An Electronic Equipment Assembler most often works as part of an assembly line or production facility. He or she assembles and fabricates electronic products, meeting very precise specifications. Many different tools are used in the process, from hand-operated tools such as soldering guns and small power tools, to large automatic and semi-automatic machines. The work ranges from fairly basic and easy assembly work to complicated tasks that require advanced knowledge and experience. Assemblers often work with the designers and engineers in product development, sometimes assisting with prototypes and building test products. Workers must read and comprehend detailed blueprints and schematics.
A very important part of the job is quality control. Workers must conduct quality checks to identify faulty components and replace them at the source. Problems need to be fixed as early as possible in the stream, before large-scale manufacturing of defective products can occur.
Other parts of the job involve manually placing and soldering resistors, diodes, capacitors, transistors, wires, and integrated circuits onto printed circuit boards. These tasks may also be performed by assemblers operating machines to position, solder and seal parts onto printed circuit boards. Workers mount and fasten parts, align and adjust small components, and connect complex wiring. Microcircuits require fine hand assembly, or mechanical parts may need to be assembled onto frames or shelves.

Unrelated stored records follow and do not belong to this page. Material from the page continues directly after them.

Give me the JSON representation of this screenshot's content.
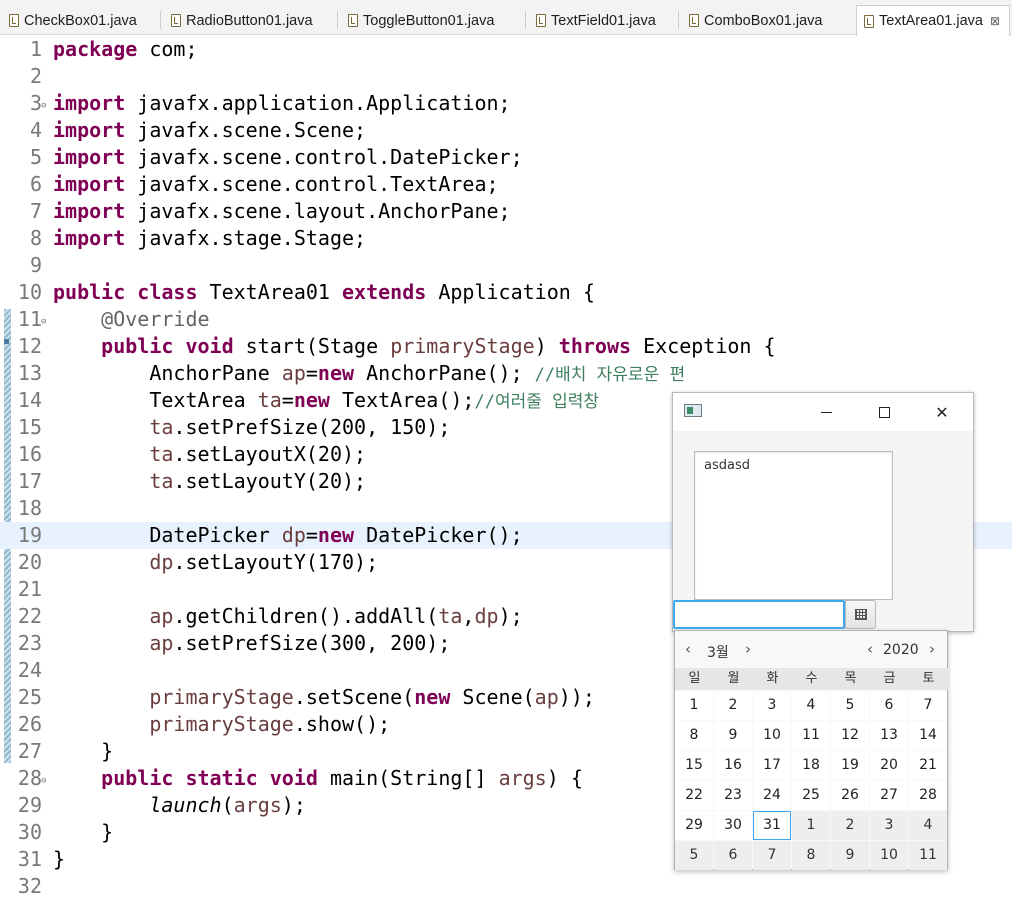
{
  "tabs": [
    {
      "label": "CheckBox01.java",
      "active": false
    },
    {
      "label": "RadioButton01.java",
      "active": false
    },
    {
      "label": "ToggleButton01.java",
      "active": false
    },
    {
      "label": "TextField01.java",
      "active": false
    },
    {
      "label": "ComboBox01.java",
      "active": false
    },
    {
      "label": "TextArea01.java",
      "active": true
    }
  ],
  "editor": {
    "current_line": 19,
    "lines": [
      {
        "n": "1",
        "code": "<span class=\"kw\">package</span> com;"
      },
      {
        "n": "2",
        "code": ""
      },
      {
        "n": "3",
        "fold": true,
        "code": "<span class=\"kw\">import</span> javafx.application.Application;"
      },
      {
        "n": "4",
        "code": "<span class=\"kw\">import</span> javafx.scene.Scene;"
      },
      {
        "n": "5",
        "code": "<span class=\"kw\">import</span> javafx.scene.control.DatePicker;"
      },
      {
        "n": "6",
        "code": "<span class=\"kw\">import</span> javafx.scene.control.TextArea;"
      },
      {
        "n": "7",
        "code": "<span class=\"kw\">import</span> javafx.scene.layout.AnchorPane;"
      },
      {
        "n": "8",
        "code": "<span class=\"kw\">import</span> javafx.stage.Stage;"
      },
      {
        "n": "9",
        "code": ""
      },
      {
        "n": "10",
        "code": "<span class=\"kw\">public</span> <span class=\"kw\">class</span> TextArea01 <span class=\"kw\">extends</span> Application {"
      },
      {
        "n": "11",
        "fold": true,
        "code": "    <span class=\"ann\">@Override</span>"
      },
      {
        "n": "12",
        "code": "    <span class=\"kw\">public</span> <span class=\"kw\">void</span> start(Stage <span class=\"var\">primaryStage</span>) <span class=\"kw\">throws</span> Exception {"
      },
      {
        "n": "13",
        "code": "        AnchorPane <span class=\"var\">ap</span>=<span class=\"kw\">new</span> AnchorPane(); <span class=\"cmt\">//배치 자유로운 편</span>"
      },
      {
        "n": "14",
        "code": "        TextArea <span class=\"var\">ta</span>=<span class=\"kw\">new</span> TextArea();<span class=\"cmt\">//여러줄 입력창</span>"
      },
      {
        "n": "15",
        "code": "        <span class=\"var\">ta</span>.setPrefSize(200, 150);"
      },
      {
        "n": "16",
        "code": "        <span class=\"var\">ta</span>.setLayoutX(20);"
      },
      {
        "n": "17",
        "code": "        <span class=\"var\">ta</span>.setLayoutY(20);"
      },
      {
        "n": "18",
        "code": ""
      },
      {
        "n": "19",
        "code": "        DatePicker <span class=\"var\">dp</span>=<span class=\"kw\">new</span> DatePicker();"
      },
      {
        "n": "20",
        "code": "        <span class=\"var\">dp</span>.setLayoutY(170);"
      },
      {
        "n": "21",
        "code": ""
      },
      {
        "n": "22",
        "code": "        <span class=\"var\">ap</span>.getChildren().addAll(<span class=\"var\">ta</span>,<span class=\"var\">dp</span>);"
      },
      {
        "n": "23",
        "code": "        <span class=\"var\">ap</span>.setPrefSize(300, 200);"
      },
      {
        "n": "24",
        "code": ""
      },
      {
        "n": "25",
        "code": "        <span class=\"var\">primaryStage</span>.setScene(<span class=\"kw\">new</span> Scene(<span class=\"var\">ap</span>));"
      },
      {
        "n": "26",
        "code": "        <span class=\"var\">primaryStage</span>.show();"
      },
      {
        "n": "27",
        "code": "    }"
      },
      {
        "n": "28",
        "fold": true,
        "code": "    <span class=\"kw\">public</span> <span class=\"kw\">static</span> <span class=\"kw\">void</span> main(String[] <span class=\"var\">args</span>) {"
      },
      {
        "n": "29",
        "code": "        <span class=\"ital\">launch</span>(<span class=\"var\">args</span>);"
      },
      {
        "n": "30",
        "code": "    }"
      },
      {
        "n": "31",
        "code": "}"
      },
      {
        "n": "32",
        "code": ""
      }
    ]
  },
  "fx_window": {
    "icon": "app-window-icon",
    "textarea_value": "asdasd",
    "datepicker_value": "",
    "calendar_button_icon": "calendar-icon"
  },
  "calendar": {
    "month": "3월",
    "year": "2020",
    "weekdays": [
      "일",
      "월",
      "화",
      "수",
      "목",
      "금",
      "토"
    ],
    "today": "31",
    "weeks": [
      [
        "1",
        "2",
        "3",
        "4",
        "5",
        "6",
        "7"
      ],
      [
        "8",
        "9",
        "10",
        "11",
        "12",
        "13",
        "14"
      ],
      [
        "15",
        "16",
        "17",
        "18",
        "19",
        "20",
        "21"
      ],
      [
        "22",
        "23",
        "24",
        "25",
        "26",
        "27",
        "28"
      ],
      [
        "29",
        "30",
        "31",
        "1",
        "2",
        "3",
        "4"
      ],
      [
        "5",
        "6",
        "7",
        "8",
        "9",
        "10",
        "11"
      ]
    ],
    "other_month_cells": [
      [
        4,
        3
      ],
      [
        4,
        4
      ],
      [
        4,
        5
      ],
      [
        4,
        6
      ],
      [
        5,
        0
      ],
      [
        5,
        1
      ],
      [
        5,
        2
      ],
      [
        5,
        3
      ],
      [
        5,
        4
      ],
      [
        5,
        5
      ],
      [
        5,
        6
      ]
    ],
    "prev_symbol": "‹",
    "next_symbol": "›"
  },
  "window_buttons": {
    "close_symbol": "✕"
  }
}
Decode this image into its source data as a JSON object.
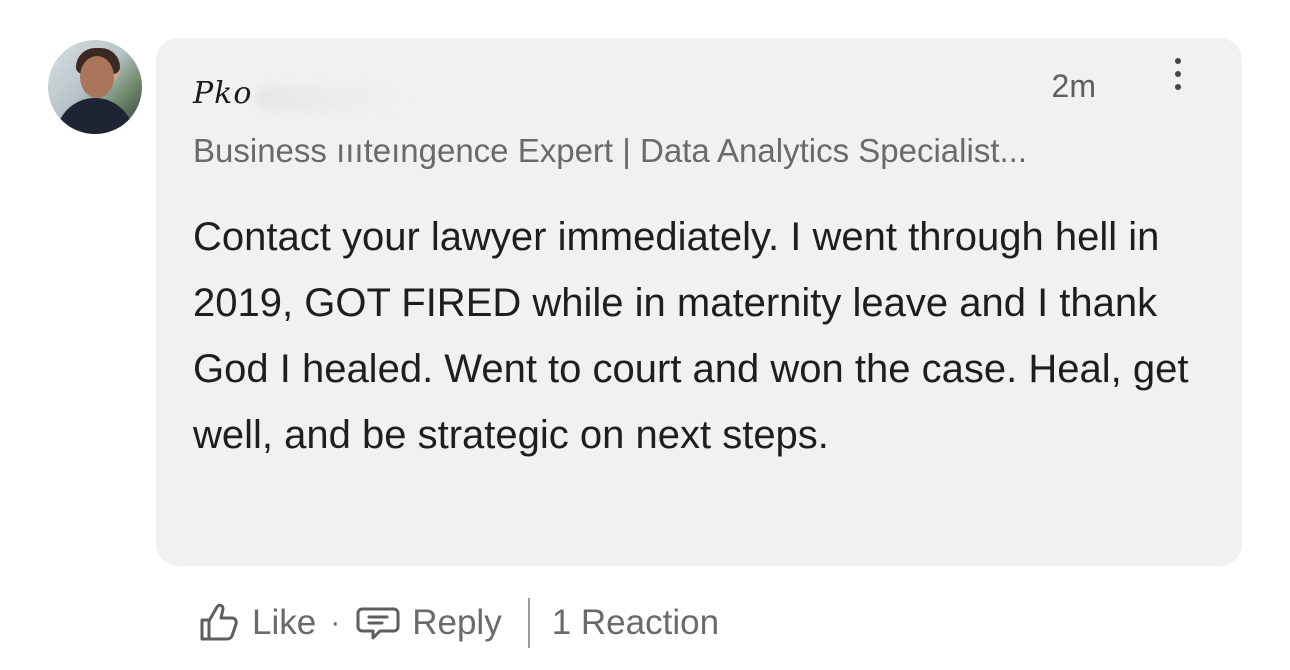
{
  "comment": {
    "author_name": "Pko",
    "author_headline": "Business ıııteıngence Expert | Data Analytics Specialist...",
    "timestamp": "2m",
    "text": "Contact your lawyer immediately. I went through hell in 2019, GOT FIRED while in maternity leave and I thank God I healed. Went to court and won the case. Heal, get well, and be strategic on next steps.",
    "more_icon": "more-vertical-icon"
  },
  "actions": {
    "like_label": "Like",
    "like_icon": "thumbs-up-icon",
    "separator": "·",
    "reply_label": "Reply",
    "reply_icon": "speech-bubble-icon",
    "reactions_label": "1 Reaction"
  },
  "colors": {
    "bubble_bg": "#f2f1ef",
    "text_primary": "#1e1e1e",
    "text_secondary": "#6a6a6a"
  }
}
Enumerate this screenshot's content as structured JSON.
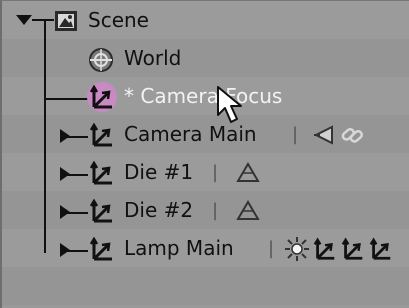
{
  "outliner": {
    "rows": [
      {
        "label": "Scene",
        "type": "scene",
        "expanded": true
      },
      {
        "label": "World",
        "type": "world"
      },
      {
        "label": "* Camera Focus",
        "type": "object",
        "selected": true
      },
      {
        "label": "Camera Main",
        "type": "object",
        "expanded": false,
        "extras": [
          "camera-icon",
          "constraint-icon"
        ]
      },
      {
        "label": "Die #1",
        "type": "object",
        "expanded": false,
        "extras": [
          "mesh-icon"
        ]
      },
      {
        "label": "Die #2",
        "type": "object",
        "expanded": false,
        "extras": [
          "mesh-icon"
        ]
      },
      {
        "label": "Lamp Main",
        "type": "object",
        "expanded": false,
        "extras": [
          "lamp-icon",
          "child-object-icon",
          "child-object-icon",
          "child-object-icon"
        ]
      }
    ],
    "separator": "|"
  },
  "colors": {
    "selection": "#c98ac3",
    "background": "#9a9a9a"
  }
}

Most equipment assemblers and fabricators work on a team, but there are some who specialize and only produce one type of product. Some do the same task repeatedly throughout the assembly process. In addition to electronic equipment assembly, there are several different areas assemblers can work: - electromechanical equipment such as household appliances
fiberglass laminators, building molds for boats and automobiles
aircraft systems, assembling avionics components, space vehicles or missiles
timing devices and calibrators